Avengers: Endgame is Robert Downey Jr.'s (and Marvel's) best shot at winning an acting Oscar. This isn't to say that any other name on the MCU's impressive roster of talent isn't deserving, but his odds aren't just taking into account his performance; they play into his entire overarching narrative, both on and off the screen.
When Robert Downey Jr. joined the MCU, it was a make-or-break moment - not just for Marvel's on-screen future, but for Downey Jr.'s career. He was the title character in Iron Man, portraying a key member of the Avengers who is hardly a textbook hero. He's an inventor, but a narcissist; a philanthropist, but a war profiteer. He was the unlikeliest of heroes who, underneath all of his armor and cynicism, was a man desperately, though unknowingly at times, trying to give his life purpose. As this self-made hero born purely out of circumstance, Tony saw the worst in himself, the best in others, and the possibility of righting his wrongs for the greater good, notwithstanding his ego. So, when he finally removes all ties to said ego at the end of Avengers: Endgame, sacrificing himself to save the universe, he closed the book on his story, but cemented his legacy.
Now, even though Iron Man is part of Marvel Studios' past, there's still one final way to honor RDJ's decade-long performance. He can win an Oscar. And, considering Downey is no stranger to the Academy, having already received two Oscar nominations for Best Actor in Leading Role and Best Actor in Supporting Role for Chaplin and Tropic Thunder, respectively, Avengers: Endgame could be his ticket to a win.
Before Downey joined the MCU, his personal life wasn't so far off from Tony's. When he was climbing in his career, some personal demons had gotten the best of him, making it all too easy to lose everything he'd worked so hard to acquire. Then, with the cards stacked against him, he beat the odds and had a comeback, redefining his image and defying expectations. It's the kind of success story that makes for a great movie; and, in Downey's case, art imitated life about as much as life imitated art - aside from a few fancy gadgets and cosmic stones.

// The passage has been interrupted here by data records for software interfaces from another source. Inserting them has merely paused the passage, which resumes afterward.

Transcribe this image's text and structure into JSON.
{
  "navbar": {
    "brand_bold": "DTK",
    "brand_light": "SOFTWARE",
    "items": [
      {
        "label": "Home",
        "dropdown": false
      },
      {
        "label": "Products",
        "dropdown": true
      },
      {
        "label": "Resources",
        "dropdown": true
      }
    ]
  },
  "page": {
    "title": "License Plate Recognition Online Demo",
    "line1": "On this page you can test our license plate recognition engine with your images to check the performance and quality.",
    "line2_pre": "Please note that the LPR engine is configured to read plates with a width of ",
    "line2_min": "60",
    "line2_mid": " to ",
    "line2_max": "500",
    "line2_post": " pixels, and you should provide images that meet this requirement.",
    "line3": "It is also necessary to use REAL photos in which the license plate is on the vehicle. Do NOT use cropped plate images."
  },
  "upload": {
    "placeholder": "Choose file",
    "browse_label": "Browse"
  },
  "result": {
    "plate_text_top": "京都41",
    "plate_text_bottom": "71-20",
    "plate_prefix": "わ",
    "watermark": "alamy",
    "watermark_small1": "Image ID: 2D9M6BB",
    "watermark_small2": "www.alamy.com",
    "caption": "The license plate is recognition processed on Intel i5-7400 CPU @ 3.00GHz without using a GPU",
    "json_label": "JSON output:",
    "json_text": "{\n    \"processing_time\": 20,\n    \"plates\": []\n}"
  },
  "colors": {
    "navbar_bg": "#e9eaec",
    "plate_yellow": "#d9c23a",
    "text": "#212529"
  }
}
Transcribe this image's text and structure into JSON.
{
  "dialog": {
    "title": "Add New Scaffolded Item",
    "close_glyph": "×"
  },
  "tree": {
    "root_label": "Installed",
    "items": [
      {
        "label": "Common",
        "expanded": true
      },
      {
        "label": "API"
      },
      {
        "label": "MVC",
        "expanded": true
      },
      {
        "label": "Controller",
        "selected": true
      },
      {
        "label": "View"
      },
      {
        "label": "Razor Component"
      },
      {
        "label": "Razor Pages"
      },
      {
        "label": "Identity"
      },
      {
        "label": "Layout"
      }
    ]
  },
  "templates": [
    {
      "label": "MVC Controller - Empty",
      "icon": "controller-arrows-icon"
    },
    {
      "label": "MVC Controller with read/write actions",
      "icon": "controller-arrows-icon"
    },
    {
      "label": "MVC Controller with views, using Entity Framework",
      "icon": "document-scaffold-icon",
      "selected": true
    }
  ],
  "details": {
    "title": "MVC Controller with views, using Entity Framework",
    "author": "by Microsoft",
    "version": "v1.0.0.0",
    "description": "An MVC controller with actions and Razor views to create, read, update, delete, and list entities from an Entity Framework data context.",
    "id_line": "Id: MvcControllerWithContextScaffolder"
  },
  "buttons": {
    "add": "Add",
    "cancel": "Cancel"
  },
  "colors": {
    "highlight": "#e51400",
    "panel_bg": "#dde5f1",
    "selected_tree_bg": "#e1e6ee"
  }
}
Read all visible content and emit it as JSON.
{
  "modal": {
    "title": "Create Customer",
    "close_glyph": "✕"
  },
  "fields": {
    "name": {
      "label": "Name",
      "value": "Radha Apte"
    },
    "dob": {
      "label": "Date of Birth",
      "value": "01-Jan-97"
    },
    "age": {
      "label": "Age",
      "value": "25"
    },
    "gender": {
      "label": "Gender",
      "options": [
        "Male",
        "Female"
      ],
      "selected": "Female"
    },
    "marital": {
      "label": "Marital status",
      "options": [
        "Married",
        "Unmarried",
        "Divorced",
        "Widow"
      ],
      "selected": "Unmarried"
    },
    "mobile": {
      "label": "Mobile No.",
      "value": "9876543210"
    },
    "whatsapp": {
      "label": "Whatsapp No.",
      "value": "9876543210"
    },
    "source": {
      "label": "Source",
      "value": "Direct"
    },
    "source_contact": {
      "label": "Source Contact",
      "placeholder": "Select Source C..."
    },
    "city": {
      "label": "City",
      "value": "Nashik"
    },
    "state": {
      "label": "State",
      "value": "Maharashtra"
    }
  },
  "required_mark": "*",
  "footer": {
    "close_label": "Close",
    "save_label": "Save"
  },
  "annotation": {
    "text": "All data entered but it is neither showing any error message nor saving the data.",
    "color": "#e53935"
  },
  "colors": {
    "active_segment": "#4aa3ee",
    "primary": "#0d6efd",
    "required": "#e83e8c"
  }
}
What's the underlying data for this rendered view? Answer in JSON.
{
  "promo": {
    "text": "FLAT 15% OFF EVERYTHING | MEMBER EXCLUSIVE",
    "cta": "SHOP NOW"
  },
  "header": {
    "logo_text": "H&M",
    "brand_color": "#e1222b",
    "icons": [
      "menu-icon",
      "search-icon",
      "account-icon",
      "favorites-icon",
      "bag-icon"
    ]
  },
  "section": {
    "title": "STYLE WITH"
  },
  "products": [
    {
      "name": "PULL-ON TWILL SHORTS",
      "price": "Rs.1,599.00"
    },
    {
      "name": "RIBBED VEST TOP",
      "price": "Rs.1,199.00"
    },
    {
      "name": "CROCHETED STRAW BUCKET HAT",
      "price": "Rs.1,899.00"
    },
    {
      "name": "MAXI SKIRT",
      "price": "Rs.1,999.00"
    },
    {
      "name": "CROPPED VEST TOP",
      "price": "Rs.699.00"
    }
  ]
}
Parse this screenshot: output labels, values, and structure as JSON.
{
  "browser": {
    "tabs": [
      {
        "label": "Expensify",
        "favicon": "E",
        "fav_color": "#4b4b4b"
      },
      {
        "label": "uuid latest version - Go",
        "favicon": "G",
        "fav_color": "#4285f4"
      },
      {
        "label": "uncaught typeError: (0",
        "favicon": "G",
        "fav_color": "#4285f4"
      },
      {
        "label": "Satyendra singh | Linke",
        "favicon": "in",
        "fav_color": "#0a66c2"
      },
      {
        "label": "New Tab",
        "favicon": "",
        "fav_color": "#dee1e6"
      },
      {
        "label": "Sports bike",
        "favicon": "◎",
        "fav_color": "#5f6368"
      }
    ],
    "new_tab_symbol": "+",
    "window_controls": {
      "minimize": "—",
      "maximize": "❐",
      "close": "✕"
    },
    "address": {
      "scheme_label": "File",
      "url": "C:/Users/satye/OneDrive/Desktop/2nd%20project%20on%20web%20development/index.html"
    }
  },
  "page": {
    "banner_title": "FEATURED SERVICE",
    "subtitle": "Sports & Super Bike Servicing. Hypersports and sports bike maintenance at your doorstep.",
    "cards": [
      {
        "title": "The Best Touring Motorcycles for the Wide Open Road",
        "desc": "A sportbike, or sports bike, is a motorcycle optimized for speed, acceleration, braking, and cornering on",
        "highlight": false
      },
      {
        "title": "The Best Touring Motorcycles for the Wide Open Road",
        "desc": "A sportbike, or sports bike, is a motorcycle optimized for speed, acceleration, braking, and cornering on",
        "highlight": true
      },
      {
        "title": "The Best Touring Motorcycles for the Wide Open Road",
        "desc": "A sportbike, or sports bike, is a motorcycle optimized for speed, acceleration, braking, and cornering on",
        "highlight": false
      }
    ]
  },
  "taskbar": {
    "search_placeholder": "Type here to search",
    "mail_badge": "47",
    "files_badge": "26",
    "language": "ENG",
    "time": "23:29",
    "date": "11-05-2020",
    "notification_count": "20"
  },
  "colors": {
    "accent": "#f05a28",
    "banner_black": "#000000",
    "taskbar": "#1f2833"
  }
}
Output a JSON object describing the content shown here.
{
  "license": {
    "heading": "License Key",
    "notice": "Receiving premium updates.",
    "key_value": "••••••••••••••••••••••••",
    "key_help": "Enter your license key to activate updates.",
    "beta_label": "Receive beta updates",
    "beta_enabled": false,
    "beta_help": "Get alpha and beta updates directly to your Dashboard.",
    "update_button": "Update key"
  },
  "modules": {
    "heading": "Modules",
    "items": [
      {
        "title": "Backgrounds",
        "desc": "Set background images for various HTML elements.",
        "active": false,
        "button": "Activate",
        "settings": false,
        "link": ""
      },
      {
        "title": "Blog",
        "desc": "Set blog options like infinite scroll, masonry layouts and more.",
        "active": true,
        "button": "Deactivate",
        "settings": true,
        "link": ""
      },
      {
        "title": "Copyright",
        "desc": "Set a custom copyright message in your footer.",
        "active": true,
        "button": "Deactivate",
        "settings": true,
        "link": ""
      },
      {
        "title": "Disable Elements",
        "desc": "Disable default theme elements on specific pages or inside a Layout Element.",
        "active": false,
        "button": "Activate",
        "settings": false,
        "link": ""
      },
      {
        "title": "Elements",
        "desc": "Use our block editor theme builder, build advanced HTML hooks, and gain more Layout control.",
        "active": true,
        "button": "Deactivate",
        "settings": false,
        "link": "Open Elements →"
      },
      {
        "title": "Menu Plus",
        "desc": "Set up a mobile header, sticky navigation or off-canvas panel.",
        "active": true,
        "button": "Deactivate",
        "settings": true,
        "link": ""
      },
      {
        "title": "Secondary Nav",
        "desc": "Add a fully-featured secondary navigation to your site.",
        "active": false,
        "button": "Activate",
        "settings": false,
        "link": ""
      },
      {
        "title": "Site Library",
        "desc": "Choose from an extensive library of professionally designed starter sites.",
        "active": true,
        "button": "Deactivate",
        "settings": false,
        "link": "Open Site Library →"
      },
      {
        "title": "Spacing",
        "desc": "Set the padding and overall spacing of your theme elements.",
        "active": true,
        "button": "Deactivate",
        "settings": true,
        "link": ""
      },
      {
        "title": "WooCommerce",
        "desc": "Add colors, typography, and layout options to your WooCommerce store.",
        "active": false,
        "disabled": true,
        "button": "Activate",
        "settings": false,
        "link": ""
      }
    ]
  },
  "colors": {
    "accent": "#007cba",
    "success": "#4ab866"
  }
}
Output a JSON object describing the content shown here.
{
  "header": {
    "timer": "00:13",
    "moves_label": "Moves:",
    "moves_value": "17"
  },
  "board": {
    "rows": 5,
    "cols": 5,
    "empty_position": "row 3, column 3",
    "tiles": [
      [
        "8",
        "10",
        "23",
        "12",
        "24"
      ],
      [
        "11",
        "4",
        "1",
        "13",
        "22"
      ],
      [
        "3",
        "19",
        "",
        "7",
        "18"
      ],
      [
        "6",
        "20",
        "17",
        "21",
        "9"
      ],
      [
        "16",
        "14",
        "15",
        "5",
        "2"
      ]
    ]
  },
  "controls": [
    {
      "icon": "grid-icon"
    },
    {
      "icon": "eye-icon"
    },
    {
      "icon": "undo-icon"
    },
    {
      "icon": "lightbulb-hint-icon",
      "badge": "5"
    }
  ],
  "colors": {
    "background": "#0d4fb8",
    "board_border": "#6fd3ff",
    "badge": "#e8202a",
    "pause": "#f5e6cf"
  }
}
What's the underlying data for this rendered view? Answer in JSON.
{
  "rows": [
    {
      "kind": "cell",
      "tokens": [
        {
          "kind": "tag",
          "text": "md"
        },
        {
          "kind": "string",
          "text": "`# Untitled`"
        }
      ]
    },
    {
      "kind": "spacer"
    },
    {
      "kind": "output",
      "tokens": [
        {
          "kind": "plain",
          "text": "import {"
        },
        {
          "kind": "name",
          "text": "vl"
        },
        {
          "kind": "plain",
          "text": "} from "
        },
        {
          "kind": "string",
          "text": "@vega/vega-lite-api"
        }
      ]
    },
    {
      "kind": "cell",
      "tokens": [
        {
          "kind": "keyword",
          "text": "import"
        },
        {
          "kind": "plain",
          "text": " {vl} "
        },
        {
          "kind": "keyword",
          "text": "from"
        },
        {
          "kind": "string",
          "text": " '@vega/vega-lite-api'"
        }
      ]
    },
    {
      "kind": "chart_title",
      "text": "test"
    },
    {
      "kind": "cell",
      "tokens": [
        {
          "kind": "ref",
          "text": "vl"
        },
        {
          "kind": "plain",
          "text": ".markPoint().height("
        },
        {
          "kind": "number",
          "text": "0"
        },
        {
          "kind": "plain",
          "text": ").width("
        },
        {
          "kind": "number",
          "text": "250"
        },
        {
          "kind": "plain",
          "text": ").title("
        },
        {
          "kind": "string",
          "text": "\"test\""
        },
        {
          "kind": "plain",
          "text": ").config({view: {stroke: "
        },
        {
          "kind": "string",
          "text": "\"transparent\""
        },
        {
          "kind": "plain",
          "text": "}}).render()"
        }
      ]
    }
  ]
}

Downey may not seem like he'd be the dark horse during awards season on account of his notoriety, but his win wouldn't just be for his role in Avengers: Endgame. It'd be for the MCU as a whole. It'd date back to 2008, when a tenacious actor and a budding franchise took a chance on each other. And, when it comes to comeback stories - something the Academy is hardly averse to - this is it. The Academy doesn't exactly have a reputation for honoring franchises solely because they've come to an end (they hinted at this with The Lord of the Rings: The Return of the King, but didn't follow through), but there may be an exception with Downey. If nothing else, his nomination (and possible win) alone could be the way the Academy honors the first ten-odd years of one of Hollywood's most impressive accomplishments.
The Academy hasn't always been anti-fantasy, but it's no secret that certain genres tend to get the cold shoulder come Oscar night. That said, last year's Best Picture nomination for Black Panther proved that they were open to lifting this veil, breaking the Big Five Oscar seal for superheroes. So, given that Downey's already gotten love from the Academy twice before, delivered a consistently unblemished performance for over a decade, and was given the chance to push Tony Stark's fiery highs and defeated lows to new limits for his swan song, nominating him - and even giving him the gold - would be the safest, but also most deserving, way for the Academy to tip their hat to Marvel, the Avengers, and the end of an era.
- Spider-Man: Far From Home (2019) release date: Jul 02, 2019